Component data from apps and pages
☆ ☆ ☆ ☆ ☆ ☆ ☆

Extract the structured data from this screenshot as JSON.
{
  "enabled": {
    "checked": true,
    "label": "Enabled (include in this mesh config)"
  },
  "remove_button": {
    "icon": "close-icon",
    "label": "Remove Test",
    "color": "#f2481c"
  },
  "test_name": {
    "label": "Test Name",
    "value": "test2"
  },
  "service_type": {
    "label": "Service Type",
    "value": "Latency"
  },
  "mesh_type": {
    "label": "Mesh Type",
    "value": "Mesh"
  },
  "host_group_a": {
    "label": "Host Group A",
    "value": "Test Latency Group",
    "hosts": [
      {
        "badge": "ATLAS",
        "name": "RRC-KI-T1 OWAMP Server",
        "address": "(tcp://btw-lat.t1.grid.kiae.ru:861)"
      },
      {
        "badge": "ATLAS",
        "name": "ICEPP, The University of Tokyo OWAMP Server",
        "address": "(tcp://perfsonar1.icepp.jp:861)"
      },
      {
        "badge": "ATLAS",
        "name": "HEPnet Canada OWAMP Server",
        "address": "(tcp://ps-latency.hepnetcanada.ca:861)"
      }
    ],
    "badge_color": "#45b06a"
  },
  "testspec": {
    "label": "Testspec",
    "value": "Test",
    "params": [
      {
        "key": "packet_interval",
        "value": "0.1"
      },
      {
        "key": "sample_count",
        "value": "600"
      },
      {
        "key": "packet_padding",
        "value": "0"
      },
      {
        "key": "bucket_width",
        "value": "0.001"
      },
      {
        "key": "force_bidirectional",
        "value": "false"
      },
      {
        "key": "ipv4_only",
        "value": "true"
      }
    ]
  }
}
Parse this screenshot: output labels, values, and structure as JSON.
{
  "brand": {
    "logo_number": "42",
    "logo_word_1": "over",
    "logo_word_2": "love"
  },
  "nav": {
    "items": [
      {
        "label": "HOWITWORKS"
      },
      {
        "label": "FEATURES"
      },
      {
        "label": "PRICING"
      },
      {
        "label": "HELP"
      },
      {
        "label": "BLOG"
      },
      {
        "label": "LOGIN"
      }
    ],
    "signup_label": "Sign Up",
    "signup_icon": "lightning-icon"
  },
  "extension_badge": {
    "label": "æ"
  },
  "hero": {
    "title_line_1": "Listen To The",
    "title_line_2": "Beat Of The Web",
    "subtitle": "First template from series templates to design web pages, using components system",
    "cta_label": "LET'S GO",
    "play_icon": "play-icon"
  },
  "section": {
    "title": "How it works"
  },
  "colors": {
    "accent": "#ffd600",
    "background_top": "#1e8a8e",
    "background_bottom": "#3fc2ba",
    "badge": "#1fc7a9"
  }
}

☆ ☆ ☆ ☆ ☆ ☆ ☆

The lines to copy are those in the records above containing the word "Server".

● **Written answer**:
        "name": "RRC-KI-T1 OWAMP Server",
        "name": "ICEPP, The University of Tokyo OWAMP Server",
        "name": "HEPnet Canada OWAMP Server",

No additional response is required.